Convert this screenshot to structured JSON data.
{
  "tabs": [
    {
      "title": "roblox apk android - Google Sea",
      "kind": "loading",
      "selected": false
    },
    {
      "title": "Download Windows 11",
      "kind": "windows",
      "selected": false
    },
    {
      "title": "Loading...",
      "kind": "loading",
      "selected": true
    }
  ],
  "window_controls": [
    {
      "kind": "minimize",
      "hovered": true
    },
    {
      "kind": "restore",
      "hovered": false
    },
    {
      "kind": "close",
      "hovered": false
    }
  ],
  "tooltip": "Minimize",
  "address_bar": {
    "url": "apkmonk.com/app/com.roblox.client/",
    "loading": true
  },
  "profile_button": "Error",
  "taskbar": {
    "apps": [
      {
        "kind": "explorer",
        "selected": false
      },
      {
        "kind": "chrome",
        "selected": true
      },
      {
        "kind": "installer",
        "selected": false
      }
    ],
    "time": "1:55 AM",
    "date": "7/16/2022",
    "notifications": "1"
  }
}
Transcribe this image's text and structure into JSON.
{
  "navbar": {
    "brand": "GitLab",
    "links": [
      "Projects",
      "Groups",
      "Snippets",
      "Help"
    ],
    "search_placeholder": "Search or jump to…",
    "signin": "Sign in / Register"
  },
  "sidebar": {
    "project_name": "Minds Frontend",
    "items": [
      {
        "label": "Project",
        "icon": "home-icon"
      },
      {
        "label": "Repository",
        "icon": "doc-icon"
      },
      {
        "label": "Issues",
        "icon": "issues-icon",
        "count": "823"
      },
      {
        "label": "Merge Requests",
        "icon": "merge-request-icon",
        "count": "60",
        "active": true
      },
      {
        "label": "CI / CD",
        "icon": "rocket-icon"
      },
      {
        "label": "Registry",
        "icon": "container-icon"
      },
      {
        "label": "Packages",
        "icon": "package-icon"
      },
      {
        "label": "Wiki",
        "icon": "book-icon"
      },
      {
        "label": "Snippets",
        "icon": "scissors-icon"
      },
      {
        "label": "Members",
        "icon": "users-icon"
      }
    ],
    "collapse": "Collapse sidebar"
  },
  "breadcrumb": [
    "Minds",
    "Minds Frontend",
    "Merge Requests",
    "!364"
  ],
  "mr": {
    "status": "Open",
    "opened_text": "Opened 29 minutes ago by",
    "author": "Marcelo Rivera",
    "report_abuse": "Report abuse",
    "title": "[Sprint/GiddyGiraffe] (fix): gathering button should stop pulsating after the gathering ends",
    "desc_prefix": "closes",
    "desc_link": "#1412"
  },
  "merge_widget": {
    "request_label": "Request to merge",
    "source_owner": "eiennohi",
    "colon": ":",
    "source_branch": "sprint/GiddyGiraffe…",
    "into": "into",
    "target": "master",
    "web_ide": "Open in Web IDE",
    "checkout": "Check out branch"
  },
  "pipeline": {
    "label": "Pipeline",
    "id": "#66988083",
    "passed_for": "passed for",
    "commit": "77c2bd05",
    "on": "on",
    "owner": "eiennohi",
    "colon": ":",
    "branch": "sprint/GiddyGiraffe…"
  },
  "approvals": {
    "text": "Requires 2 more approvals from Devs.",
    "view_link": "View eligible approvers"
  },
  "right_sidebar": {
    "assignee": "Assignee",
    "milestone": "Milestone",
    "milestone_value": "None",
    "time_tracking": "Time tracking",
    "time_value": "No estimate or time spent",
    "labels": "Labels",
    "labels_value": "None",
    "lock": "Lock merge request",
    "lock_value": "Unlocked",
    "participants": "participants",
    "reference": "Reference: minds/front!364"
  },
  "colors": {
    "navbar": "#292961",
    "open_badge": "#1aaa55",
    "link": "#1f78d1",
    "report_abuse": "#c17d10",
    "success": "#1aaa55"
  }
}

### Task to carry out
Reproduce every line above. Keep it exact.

### Output for this task
Convert this screenshot to structured JSON data.
{
  "tabs": [
    {
      "title": "roblox apk android - Google Sea",
      "kind": "loading",
      "selected": false
    },
    {
      "title": "Download Windows 11",
      "kind": "windows",
      "selected": false
    },
    {
      "title": "Loading...",
      "kind": "loading",
      "selected": true
    }
  ],
  "window_controls": [
    {
      "kind": "minimize",
      "hovered": true
    },
    {
      "kind": "restore",
      "hovered": false
    },
    {
      "kind": "close",
      "hovered": false
    }
  ],
  "tooltip": "Minimize",
  "address_bar": {
    "url": "apkmonk.com/app/com.roblox.client/",
    "loading": true
  },
  "profile_button": "Error",
  "taskbar": {
    "apps": [
      {
        "kind": "explorer",
        "selected": false
      },
      {
        "kind": "chrome",
        "selected": true
      },
      {
        "kind": "installer",
        "selected": false
      }
    ],
    "time": "1:55 AM",
    "date": "7/16/2022",
    "notifications": "1"
  }
}
Transcribe this image's text and structure into JSON.
{
  "navbar": {
    "brand": "GitLab",
    "links": [
      "Projects",
      "Groups",
      "Snippets",
      "Help"
    ],
    "search_placeholder": "Search or jump to…",
    "signin": "Sign in / Register"
  },
  "sidebar": {
    "project_name": "Minds Frontend",
    "items": [
      {
        "label": "Project",
        "icon": "home-icon"
      },
      {
        "label": "Repository",
        "icon": "doc-icon"
      },
      {
        "label": "Issues",
        "icon": "issues-icon",
        "count": "823"
      },
      {
        "label": "Merge Requests",
        "icon": "merge-request-icon",
        "count": "60",
        "active": true
      },
      {
        "label": "CI / CD",
        "icon": "rocket-icon"
      },
      {
        "label": "Registry",
        "icon": "container-icon"
      },
      {
        "label": "Packages",
        "icon": "package-icon"
      },
      {
        "label": "Wiki",
        "icon": "book-icon"
      },
      {
        "label": "Snippets",
        "icon": "scissors-icon"
      },
      {
        "label": "Members",
        "icon": "users-icon"
      }
    ],
    "collapse": "Collapse sidebar"
  },
  "breadcrumb": [
    "Minds",
    "Minds Frontend",
    "Merge Requests",
    "!364"
  ],
  "mr": {
    "status": "Open",
    "opened_text": "Opened 29 minutes ago by",
    "author": "Marcelo Rivera",
    "report_abuse": "Report abuse",
    "title": "[Sprint/GiddyGiraffe] (fix): gathering button should stop pulsating after the gathering ends",
    "desc_prefix": "closes",
    "desc_link": "#1412"
  },
  "merge_widget": {
    "request_label": "Request to merge",
    "source_owner": "eiennohi",
    "colon": ":",
    "source_branch": "sprint/GiddyGiraffe…",
    "into": "into",
    "target": "master",
    "web_ide": "Open in Web IDE",
    "checkout": "Check out branch"
  },
  "pipeline": {
    "label": "Pipeline",
    "id": "#66988083",
    "passed_for": "passed for",
    "commit": "77c2bd05",
    "on": "on",
    "owner": "eiennohi",
    "colon": ":",
    "branch": "sprint/GiddyGiraffe…"
  },
  "approvals": {
    "text": "Requires 2 more approvals from Devs.",
    "view_link": "View eligible approvers"
  },
  "right_sidebar": {
    "assignee": "Assignee",
    "milestone": "Milestone",
    "milestone_value": "None",
    "time_tracking": "Time tracking",
    "time_value": "No estimate or time spent",
    "labels": "Labels",
    "labels_value": "None",
    "lock": "Lock merge request",
    "lock_value": "Unlocked",
    "participants": "participants",
    "reference": "Reference: minds/front!364"
  },
  "colors": {
    "navbar": "#292961",
    "open_badge": "#1aaa55",
    "link": "#1f78d1",
    "report_abuse": "#c17d10",
    "success": "#1aaa55"
  }
}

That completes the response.